EXERCISE DETAILS - Say how many lines in the records hold "date". Nothing but the number should be given.

(GIVEN ENTRIES Opens)

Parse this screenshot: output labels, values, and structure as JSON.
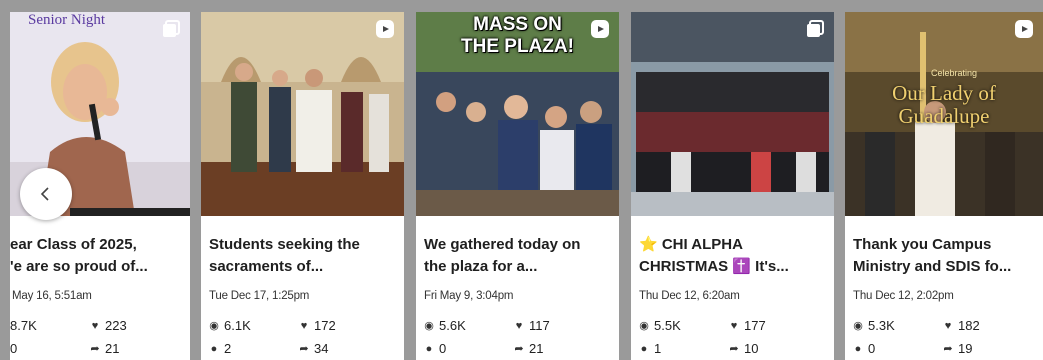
{
  "cards": [
    {
      "overlay": "Senior Night",
      "caption": "ear Class of 2025,\n'e are so proud of...",
      "date": "May 16, 5:51am",
      "views": "8.7K",
      "likes": "223",
      "comments": "0",
      "shares": "21",
      "media_icon": "carousel-icon"
    },
    {
      "overlay": "",
      "caption": "Students seeking the\nsacraments of...",
      "date": "Tue Dec 17, 1:25pm",
      "views": "6.1K",
      "likes": "172",
      "comments": "2",
      "shares": "34",
      "media_icon": "reel-icon"
    },
    {
      "overlay": "MASS ON\nTHE PLAZA!",
      "caption": "We gathered today on\nthe plaza for a...",
      "date": "Fri May 9, 3:04pm",
      "views": "5.6K",
      "likes": "117",
      "comments": "0",
      "shares": "21",
      "media_icon": "reel-icon"
    },
    {
      "overlay": "",
      "caption": "⭐ CHI ALPHA\nCHRISTMAS ✝️ It's...",
      "date": "Thu Dec 12, 6:20am",
      "views": "5.5K",
      "likes": "177",
      "comments": "1",
      "shares": "10",
      "media_icon": "carousel-icon"
    },
    {
      "overlay_small": "Celebrating",
      "overlay": "Our Lady of\nGuadalupe",
      "caption": "Thank you Campus\nMinistry and SDIS fo...",
      "date": "Thu Dec 12, 2:02pm",
      "views": "5.3K",
      "likes": "182",
      "comments": "0",
      "shares": "19",
      "media_icon": "reel-icon"
    }
  ],
  "icons": {
    "views": "eye-icon",
    "likes": "heart-icon",
    "comments": "comment-dot-icon",
    "shares": "share-arrow-icon",
    "prev": "chevron-left-icon"
  }
}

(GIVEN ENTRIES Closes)

YOUR SOLUTION - 5